The Wall Street Journal
Weekend Investor – Tax Report – August 18, 2012
The Gift That Keeps Giving
By Laura Saunders
Given the uncertainty surrounding next year’s taxes, here is a reassuring thought: One of Uncle Sam’s most useful tax benefits isn’t expiring, shrinking or otherwise under threat after 2012.
Experts call it the “annual gift exclusion.” It allows each taxpayer give anyone else up to $13,000 of assets per year, tax-free. There’s no limit on the number of gifts if they are made to different people, and recipients don’t have to be relatives.
The exclusion is in addition to the $5.12 million-per-individual lifetime gift-tax exemption, which is scheduled to drop to $1 million next year, unless Congress acts.
How it works. The annual $13,000 exclusion is per taxpayer, per recipient. However, married couples are allowed to “gift-split,” in which one partner makes gifts for both.
Say a couple wants to make gifts to each of three children and spouses, plus six grandchildren. The total allowable annual gift is $312,000 (12 x 2 x $13,000). The husband’s assets are tied up in a business, whereas the wife has cash, so she makes 12 gifts of $26,000.
The 529 gambit. Many would-be givers worry they will need the money. Gifts made to 529 education savings accounts for the benefit of others, often grandchildren, offer a rare win-win tax situation, as long as the giver owns the account.
That’s because gifts made to these plans are out of the giver’s estate, yet he or she can withdraw the amount of the original gift with no tax consequences if it is needed. (Earnings can also be withdrawn, but that incurs taxes plus a 10% penalty.)
Givers also can elect to make five years of annual gifts at once to a 529 account, as President Barack Obama and his wife did a few years ago.
Comments August 18, 2012
Say a couple wants to make gifts to each of three children and spouses, plus six grandchildren.

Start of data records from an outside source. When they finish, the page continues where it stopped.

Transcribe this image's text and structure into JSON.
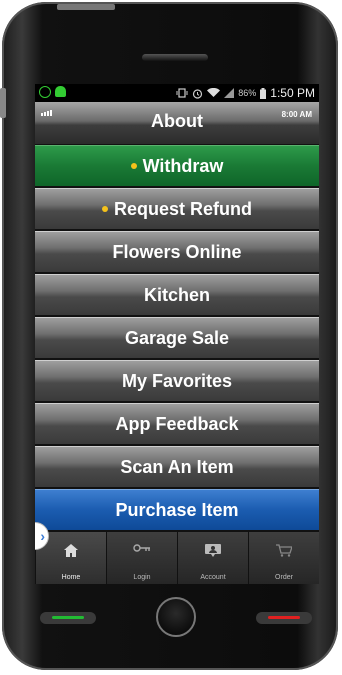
{
  "status_bar": {
    "battery_percent": "86%",
    "time": "1:50 PM",
    "icons": [
      "alarm-ring-icon",
      "android-icon",
      "vibrate-icon",
      "alarm-clock-icon",
      "wifi-icon",
      "signal-icon",
      "battery-icon"
    ]
  },
  "header": {
    "title": "About",
    "time": "8:00 AM"
  },
  "menu": {
    "items": [
      {
        "label": "Withdraw",
        "style": "green",
        "bullet": true
      },
      {
        "label": "Request Refund",
        "style": "gray",
        "bullet": true
      },
      {
        "label": "Flowers Online",
        "style": "gray",
        "bullet": false
      },
      {
        "label": "Kitchen",
        "style": "gray",
        "bullet": false
      },
      {
        "label": "Garage Sale",
        "style": "gray",
        "bullet": false
      },
      {
        "label": "My Favorites",
        "style": "gray",
        "bullet": false
      },
      {
        "label": "App Feedback",
        "style": "gray",
        "bullet": false
      },
      {
        "label": "Scan An Item",
        "style": "gray",
        "bullet": false
      },
      {
        "label": "Purchase Item",
        "style": "blue",
        "bullet": false
      }
    ]
  },
  "tabbar": {
    "tabs": [
      {
        "label": "Home",
        "icon": "home-icon",
        "active": true
      },
      {
        "label": "Login",
        "icon": "key-icon",
        "active": false
      },
      {
        "label": "Account",
        "icon": "account-icon",
        "active": false
      },
      {
        "label": "Order",
        "icon": "cart-icon",
        "active": false
      }
    ]
  },
  "drawer_handle": {
    "glyph": "›"
  },
  "colors": {
    "green_accent": "#1a7a35",
    "blue_accent": "#1b5cb0",
    "bullet": "#f5c21b",
    "call_green": "#22bb33",
    "end_red": "#e02020"
  }
}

Instead of making outright gifts they contribute to their 529 accounts (beneficiaries can be any age). The couple can each utilize the special five-year pull-forward rule, allowing each to contribute $65,000 in a single year. This approach significantly reduces the size of their estate and immediately shields it from future taxes. The total gift is $1.56 million (12 beneficiaries X 2 spouses X $65,000 per beneficiary).
It is important to note that the special five-year pull-forward rule can only be used again for the same beneficiary after the five-year period has expired. Unlike most estate planning solutions that remove assets from your estate and leave little control over investments and beneficiaries, the 529 allows owners to change investments and beneficiaries every year. Because 529 owners can name a successor to the account when they pass away, a 529 can be used for multiple generations – without taxation.
Aaron Skloff, AIF, CFA, MBA
CEO – Skloff Financial Group
Aaron Skloff, Accredited Investment Fiduciary (AIF), Chartered Financial Analyst (CFA), Master of Business Administration (MBA), is the Chief Executive Officer of Skloff Financial Group, a Registered Investment Advisory firm. The firm specializes in financial planning and investment management services for high net worth individuals and benefits for small to middle sized companies. He can be contacted at www.skloff.com or 908-464-3060.